Interestingly, our results may shed new light on the enigmatic observation that μMT mice showed enhanced CTL activity to tumor cells in comparison to their control littermates 27. Qin et al. reported that the presence of B cells in the priming phase resulted in disabled help for CTL-mediated tumor immunity, and interpreted these data by a competition between B cells and other APCs for antigen. Our data suggest that the absence of B cells may enhance the generation of tumor immunity by promoting a polarized Th1 response.
In conclusion, our observations suggest that at the steady state level, IL-10 released by B lymphocytes may control the level of IL-12 released by DCs, which upon encounter with an antigen would induce an unpolarized immune response. In addition, there is evidence that presentation of antigen by B lymphocytes may preferentially direct the development of Th2-type cells 2829. Therefore, B cells may directly (upon interaction with T cells) or indirectly (by controlling IL-12 production via DCs) favor the development of Th2-type cells that provide helper activity for antibody synthesis, thereby promoting their own effector function.
We thank Oberdan Leo for interesting discussions and helpful suggestions; Drs. M. Goldman, O. Leo, M. Kapsenberg, and P. Kalinski for careful review of the manuscript; F. De Mattia, S. Fougeray, and D. Chaussabel for valuable help; and G. Dewasme, M. Swaenepoel, F. Tielemans, and P. Veirman for technical assistance.
The Laboratory of Animal Physiology was supported by grants of the Fonds National de la Recherche Scientifique (FNRS)/Télévie, by the Fonds de la Recherche Fondamentale Collective, by the European Commission (CEC TMR Network Contract FMRX-CT96-0053), and by the Belgian Programme on Interuniversity Poles of Attraction initiated by the Belgian State, Prime Minister's Office, Science Policy Programming. M. Moser is a Research Associate from the FNRS.

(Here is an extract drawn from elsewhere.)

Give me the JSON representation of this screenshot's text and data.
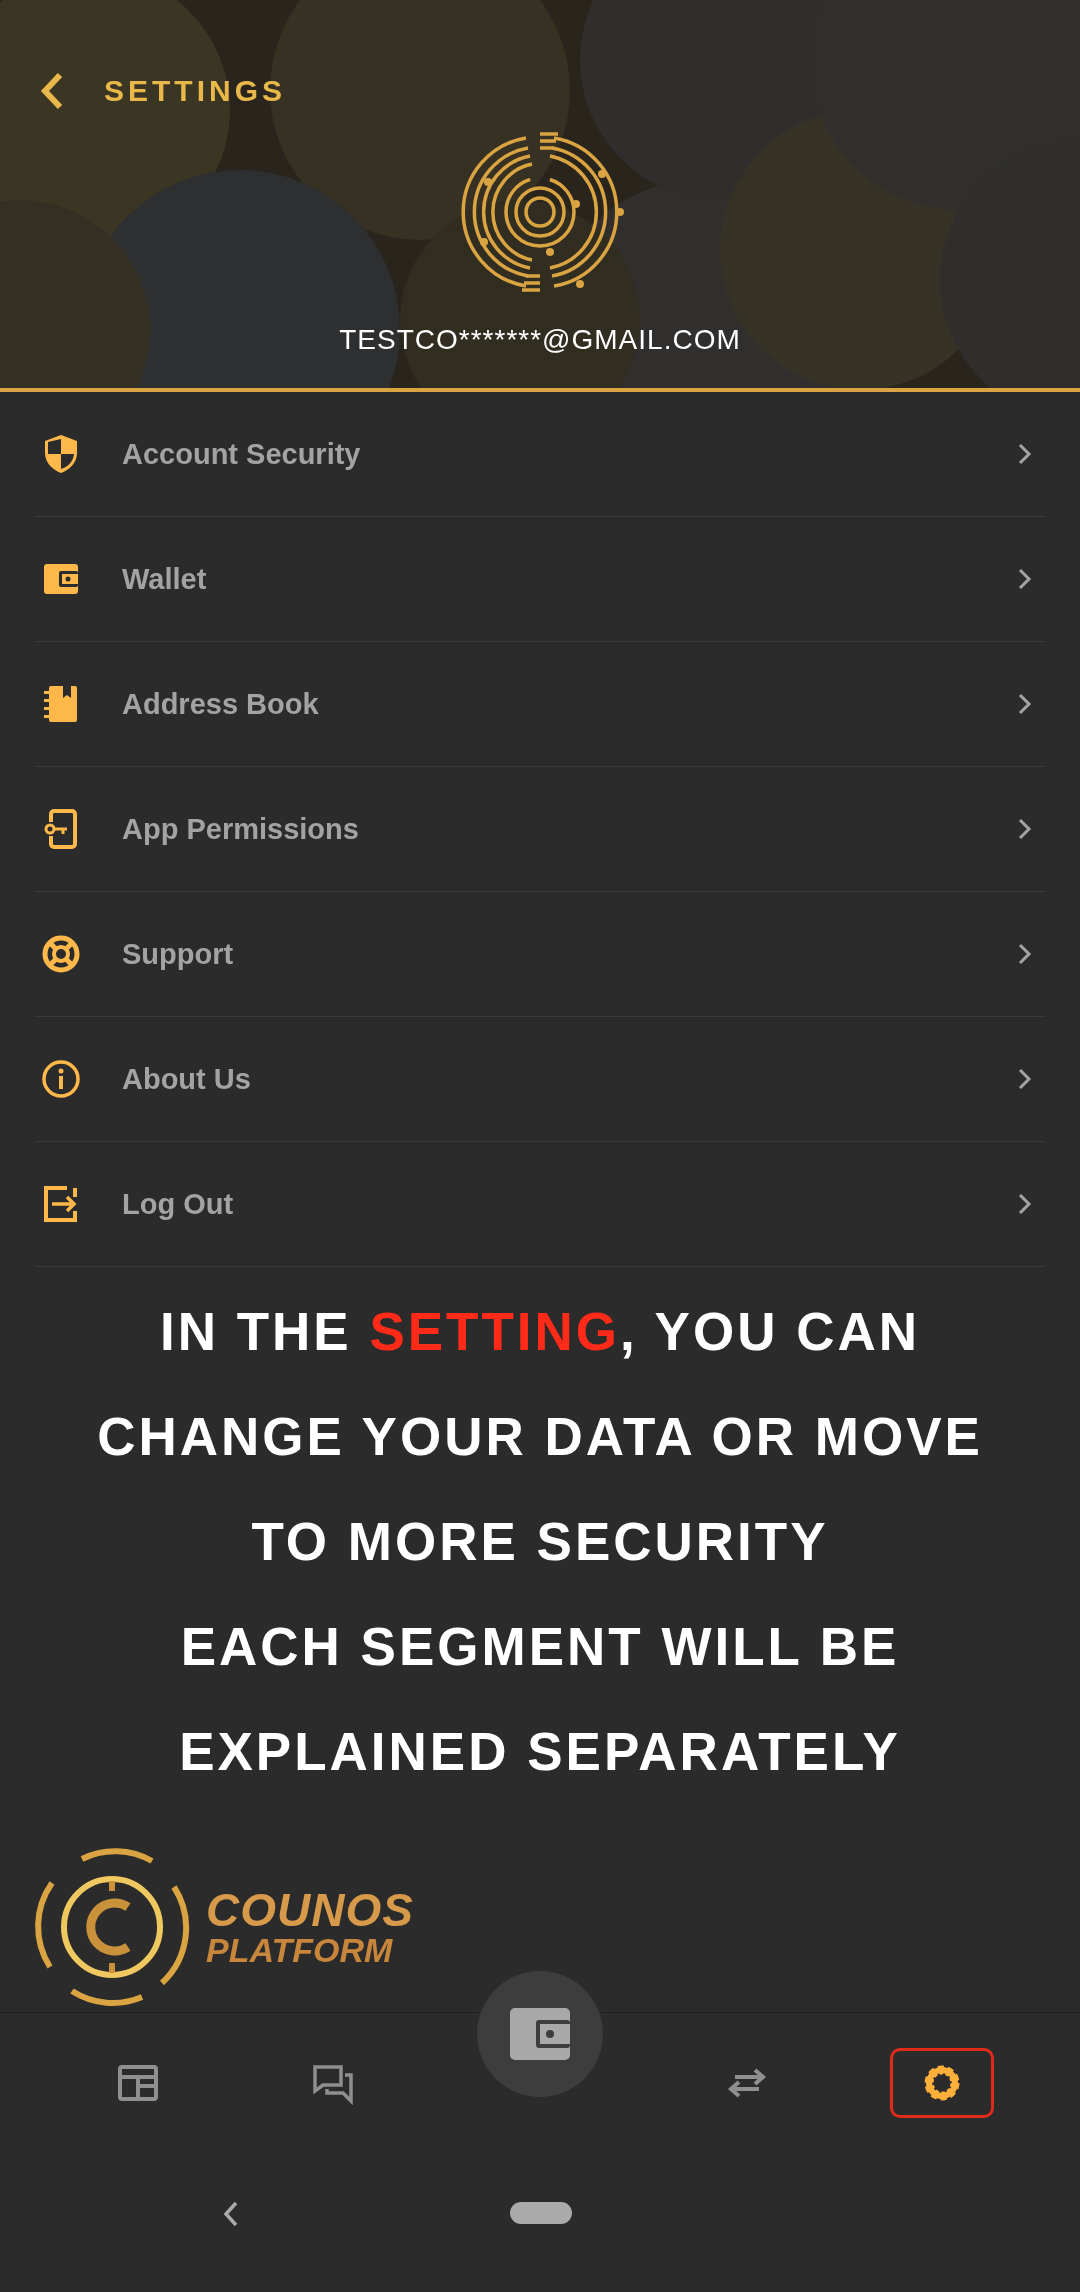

Abbreviations used in this paper: DC, dendritic cell; μMT, B cell–deficient.